**Material for this exercise**

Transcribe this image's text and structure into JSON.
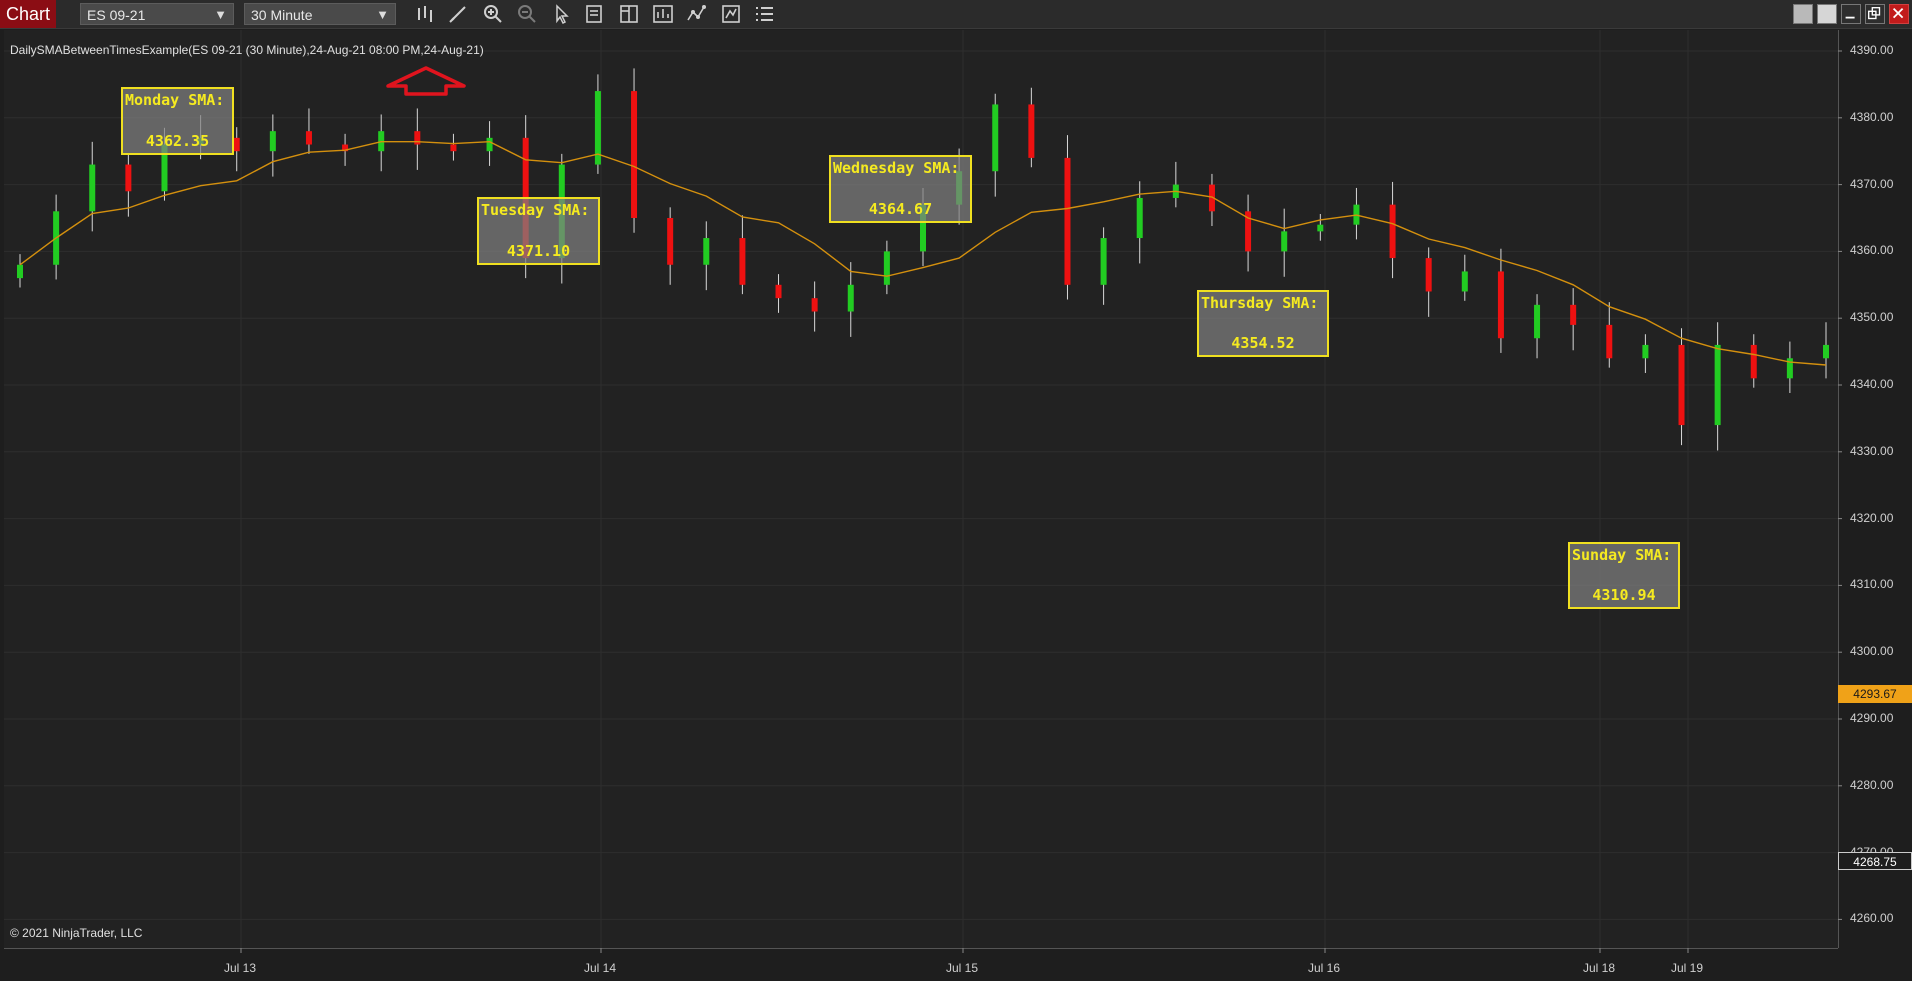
{
  "window": {
    "app_tab": "Chart",
    "instrument": "ES 09-21",
    "interval": "30 Minute"
  },
  "toolbar": {
    "tools": [
      "bar-type-icon",
      "drawing-tool-icon",
      "zoom-in-icon",
      "zoom-out-icon",
      "pointer-icon",
      "data-box-icon",
      "templates-icon",
      "strategies-icon",
      "indicators-icon",
      "properties-icon",
      "list-icon"
    ]
  },
  "chart": {
    "indicator_title": "DailySMABetweenTimesExample(ES 09-21 (30 Minute),24-Aug-21 08:00 PM,24-Aug-21)",
    "copyright": "© 2021 NinjaTrader, LLC",
    "price_labels": [
      "4390.00",
      "4380.00",
      "4370.00",
      "4360.00",
      "4350.00",
      "4340.00",
      "4330.00",
      "4320.00",
      "4310.00",
      "4300.00",
      "4290.00",
      "4280.00",
      "4270.00",
      "4260.00"
    ],
    "time_labels": [
      "Jul 13",
      "Jul 14",
      "Jul 15",
      "Jul 16",
      "Jul 18",
      "Jul 19"
    ],
    "sma_last": "4293.67",
    "price_last": "4268.75",
    "sma_boxes": [
      {
        "label": "Monday SMA:",
        "value": "4362.35"
      },
      {
        "label": "Tuesday SMA:",
        "value": "4371.10"
      },
      {
        "label": "Wednesday SMA:",
        "value": "4364.67"
      },
      {
        "label": "Thursday SMA:",
        "value": "4354.52"
      },
      {
        "label": "Sunday SMA:",
        "value": "4310.94"
      }
    ],
    "colors": {
      "up_candle": "#22cc22",
      "down_candle": "#ee1111",
      "sma_line": "#d4900e",
      "box_border": "#f0e020",
      "arrow": "#e0141e"
    }
  },
  "chart_data": {
    "type": "line",
    "series": [
      {
        "x": [
          0,
          6,
          12,
          18,
          24,
          30,
          36,
          42,
          48,
          54,
          60,
          66,
          72,
          78,
          84,
          90,
          96,
          102,
          108,
          114,
          120,
          126,
          132,
          138,
          144,
          150,
          156,
          162,
          168,
          174,
          180,
          186,
          192,
          198,
          204,
          210,
          216,
          222,
          228,
          234,
          240,
          246,
          252,
          258,
          264,
          270,
          276,
          282,
          288,
          294,
          300
        ],
        "values": [
          4358,
          4366,
          4373,
          4369,
          4376,
          4377,
          4375,
          4378,
          4376,
          4375,
          4378,
          4376,
          4375,
          4377,
          4359,
          4373,
          4384,
          4365,
          4358,
          4362,
          4355,
          4353,
          4351,
          4355,
          4360,
          4367,
          4372,
          4382,
          4374,
          4355,
          4362,
          4368,
          4370,
          4366,
          4360,
          4363,
          4364,
          4367,
          4359,
          4354,
          4357,
          4347,
          4352,
          4349,
          4344,
          4346,
          4334,
          4346,
          4341,
          4344,
          4346
        ]
      }
    ],
    "ylim": [
      4258,
      4392
    ]
  }
}
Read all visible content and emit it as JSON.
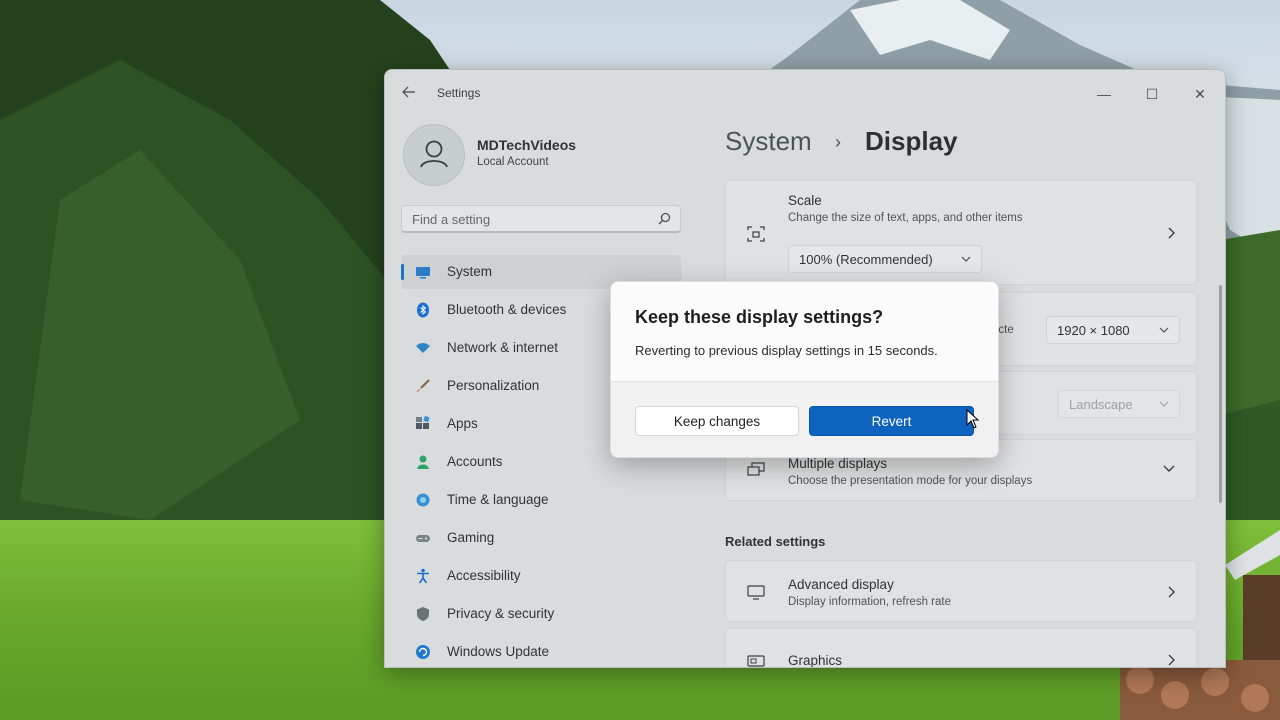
{
  "window": {
    "app_title": "Settings",
    "controls": {
      "minimize": "—",
      "maximize": "☐",
      "close": "✕"
    }
  },
  "profile": {
    "name": "MDTechVideos",
    "account_type": "Local Account"
  },
  "search": {
    "placeholder": "Find a setting"
  },
  "sidebar": {
    "items": [
      {
        "label": "System",
        "icon": "system-display-icon",
        "selected": true
      },
      {
        "label": "Bluetooth & devices",
        "icon": "bluetooth-icon"
      },
      {
        "label": "Network & internet",
        "icon": "wifi-icon"
      },
      {
        "label": "Personalization",
        "icon": "paintbrush-icon"
      },
      {
        "label": "Apps",
        "icon": "apps-grid-icon"
      },
      {
        "label": "Accounts",
        "icon": "person-icon"
      },
      {
        "label": "Time & language",
        "icon": "globe-clock-icon"
      },
      {
        "label": "Gaming",
        "icon": "gamepad-icon"
      },
      {
        "label": "Accessibility",
        "icon": "accessibility-icon"
      },
      {
        "label": "Privacy & security",
        "icon": "shield-icon"
      },
      {
        "label": "Windows Update",
        "icon": "update-icon"
      }
    ]
  },
  "breadcrumb": {
    "parent": "System",
    "separator": "›",
    "current": "Display"
  },
  "main": {
    "scale": {
      "title": "Scale",
      "subtitle": "Change the size of text, apps, and other items",
      "value": "100% (Recommended)"
    },
    "resolution": {
      "partial_label": "ecte",
      "value": "1920 × 1080"
    },
    "orientation": {
      "value": "Landscape"
    },
    "multiple_displays": {
      "title": "Multiple displays",
      "subtitle": "Choose the presentation mode for your displays"
    },
    "related_heading": "Related settings",
    "advanced_display": {
      "title": "Advanced display",
      "subtitle": "Display information, refresh rate"
    },
    "graphics": {
      "title": "Graphics"
    }
  },
  "dialog": {
    "title": "Keep these display settings?",
    "message": "Reverting to previous display settings in 15 seconds.",
    "keep_label": "Keep changes",
    "revert_label": "Revert"
  },
  "colors": {
    "accent": "#0d63bd",
    "selection_indicator": "#1f6fc2"
  }
}
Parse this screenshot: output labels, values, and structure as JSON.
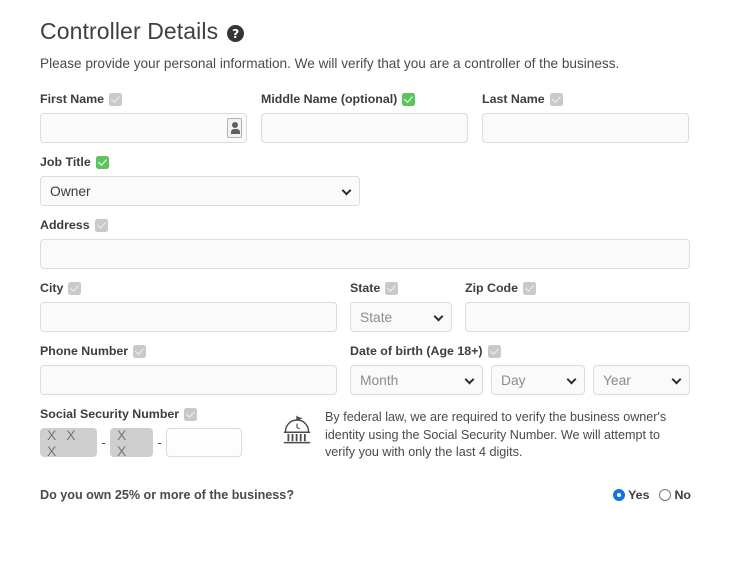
{
  "header": {
    "title": "Controller Details",
    "help_icon": "question-mark-icon",
    "description": "Please provide your personal information. We will verify that you are a controller of the business."
  },
  "colors": {
    "valid_check": "#5bc45b",
    "pending_check": "#c9c9c9",
    "radio_selected": "#1273ea",
    "input_border": "#dcdcdc",
    "input_background": "#fafafa",
    "ssn_mask_background": "#cfcfcf"
  },
  "fields": {
    "first_name": {
      "label": "First Name",
      "value": "",
      "placeholder": "",
      "check": "pending",
      "autofill_icon": "contact-card-icon"
    },
    "middle_name": {
      "label": "Middle Name (optional)",
      "value": "",
      "placeholder": "",
      "check": "valid"
    },
    "last_name": {
      "label": "Last Name",
      "value": "",
      "placeholder": "",
      "check": "pending"
    },
    "job_title": {
      "label": "Job Title",
      "value": "Owner",
      "check": "valid",
      "options": [
        "Owner"
      ]
    },
    "address": {
      "label": "Address",
      "value": "",
      "placeholder": "",
      "check": "pending"
    },
    "city": {
      "label": "City",
      "value": "",
      "placeholder": "",
      "check": "pending"
    },
    "state": {
      "label": "State",
      "value": "State",
      "check": "pending",
      "options": [
        "State"
      ]
    },
    "zip_code": {
      "label": "Zip Code",
      "value": "",
      "placeholder": "",
      "check": "pending"
    },
    "phone_number": {
      "label": "Phone Number",
      "value": "",
      "placeholder": "",
      "check": "pending"
    },
    "date_of_birth": {
      "label": "Date of birth (Age 18+)",
      "check": "pending",
      "month": {
        "value": "Month",
        "options": [
          "Month"
        ]
      },
      "day": {
        "value": "Day",
        "options": [
          "Day"
        ]
      },
      "year": {
        "value": "Year",
        "options": [
          "Year"
        ]
      }
    },
    "ssn": {
      "label": "Social Security Number",
      "check": "pending",
      "part1_masked": "X X X",
      "separator": "-",
      "part2_masked": "X X",
      "part3_value": "",
      "note_icon": "government-building-icon",
      "note": "By federal law, we are required to verify the business owner's identity using the Social Security Number. We will attempt to verify you with only the last 4 digits."
    },
    "ownership": {
      "question": "Do you own 25% or more of the business?",
      "options": [
        {
          "label": "Yes",
          "selected": true
        },
        {
          "label": "No",
          "selected": false
        }
      ]
    }
  }
}
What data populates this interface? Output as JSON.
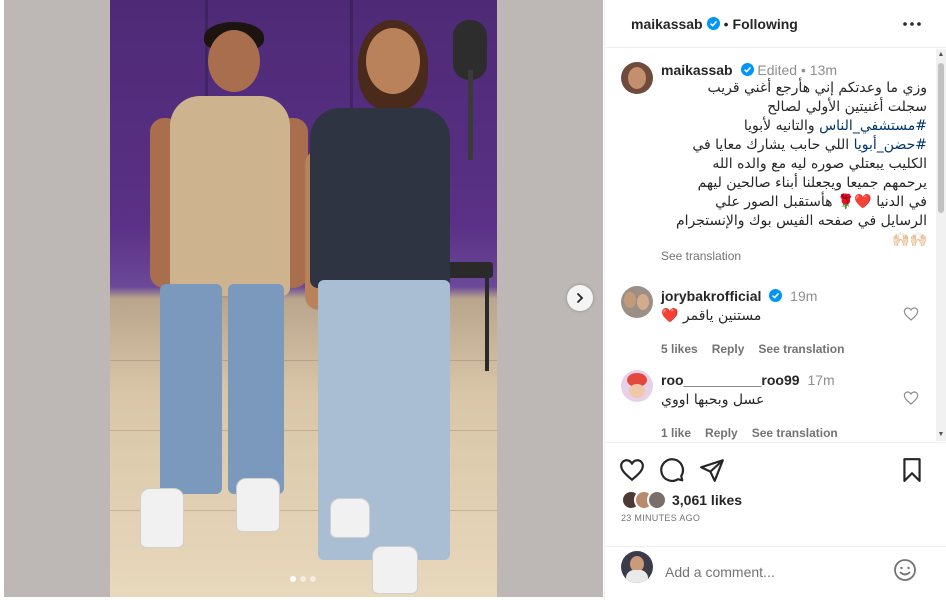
{
  "header": {
    "username": "maikassab",
    "separator": "•",
    "follow_state": "Following"
  },
  "caption": {
    "username": "maikassab",
    "edited": "Edited",
    "dot": "•",
    "time": "13m",
    "line1": "وزي ما وعدتكم إني هأرجع أغني قريب",
    "line2": "سجلت أغنيتين الأولي لصالح",
    "line3_tag": "#مستشفي_الناس",
    "line3_text": " والتانيه لأبويا",
    "line4_tag": "#حضن_أبويا",
    "line4_text": " اللي حابب يشارك معايا في",
    "line5": "الكليب يبعتلي صوره ليه مع والده الله",
    "line6": "يرحمهم جميعا ويجعلنا أبناء صالحين ليهم",
    "line7": "في الدنيا ❤️🌹 هأستقبل الصور علي",
    "line8": "الرسايل في صفحه الفيس بوك والإنستجرام",
    "line9": "🙌🏻🙌🏻",
    "see_translation": "See translation"
  },
  "comments": [
    {
      "username": "jorybakrofficial",
      "time": "19m",
      "text": "مستنين ياقمر ❤️",
      "likes": "5 likes",
      "reply": "Reply",
      "see_translation": "See translation"
    },
    {
      "username": "roo__________roo99",
      "time": "17m",
      "text": "عسل وبحبها اووي",
      "likes": "1 like",
      "reply": "Reply",
      "see_translation": "See translation"
    }
  ],
  "likes": {
    "text": "3,061 likes",
    "time_ago": "23 MINUTES AGO"
  },
  "add_comment": {
    "placeholder": "Add a comment..."
  },
  "media": {
    "slide_index": 1,
    "slide_count": 3
  },
  "colors": {
    "verified": "#0095f6",
    "hashtag": "#00376b",
    "heart": "#ed4956",
    "secondary_text": "#737373"
  }
}
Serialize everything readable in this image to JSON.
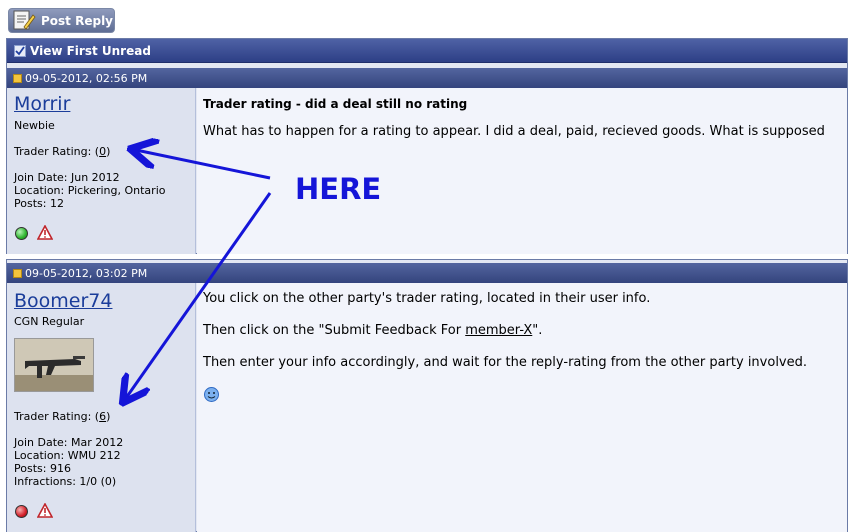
{
  "toolbar": {
    "post_reply_label": "Post Reply"
  },
  "thread": {
    "view_first_unread_label": "View First Unread"
  },
  "posts": [
    {
      "date": "09-05-2012, 02:56 PM",
      "username": "Morrir",
      "user_title": "Newbie",
      "trader_rating_label": "Trader Rating: (",
      "trader_rating_value": "0",
      "trader_rating_close": ")",
      "join_date": "Join Date: Jun 2012",
      "location": "Location: Pickering, Ontario",
      "posts": "Posts: 12",
      "online_status_color": "#2fb52f",
      "title": "Trader rating - did a deal still no rating",
      "body": "What has to happen for a rating to appear. I did a deal, paid, recieved goods. What is supposed"
    },
    {
      "date": "09-05-2012, 03:02 PM",
      "username": "Boomer74",
      "user_title": "CGN Regular",
      "trader_rating_label": "Trader Rating: (",
      "trader_rating_value": "6",
      "trader_rating_close": ")",
      "join_date": "Join Date: Mar 2012",
      "location": "Location: WMU 212",
      "posts": "Posts: 916",
      "infractions": "Infractions: 1/0 (0)",
      "online_status_color": "#d4202a",
      "body_line1": "You click on the other party's trader rating, located in their user info.",
      "body_line2_pre": "Then click on the \"Submit Feedback For ",
      "body_line2_link": "member-X",
      "body_line2_post": "\".",
      "body_line3": "Then enter your info accordingly, and wait for the reply-rating from the other party involved."
    }
  ],
  "annotation": {
    "label": "HERE",
    "color": "#1515d8"
  }
}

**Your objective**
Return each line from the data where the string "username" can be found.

**Solution for this task**
    "username": "maikassab",
    "username": "maikassab",
      "username": "jorybakrofficial",
      "username": "roo__________roo99",
      "username": "Morrir",
      "username": "Boomer74",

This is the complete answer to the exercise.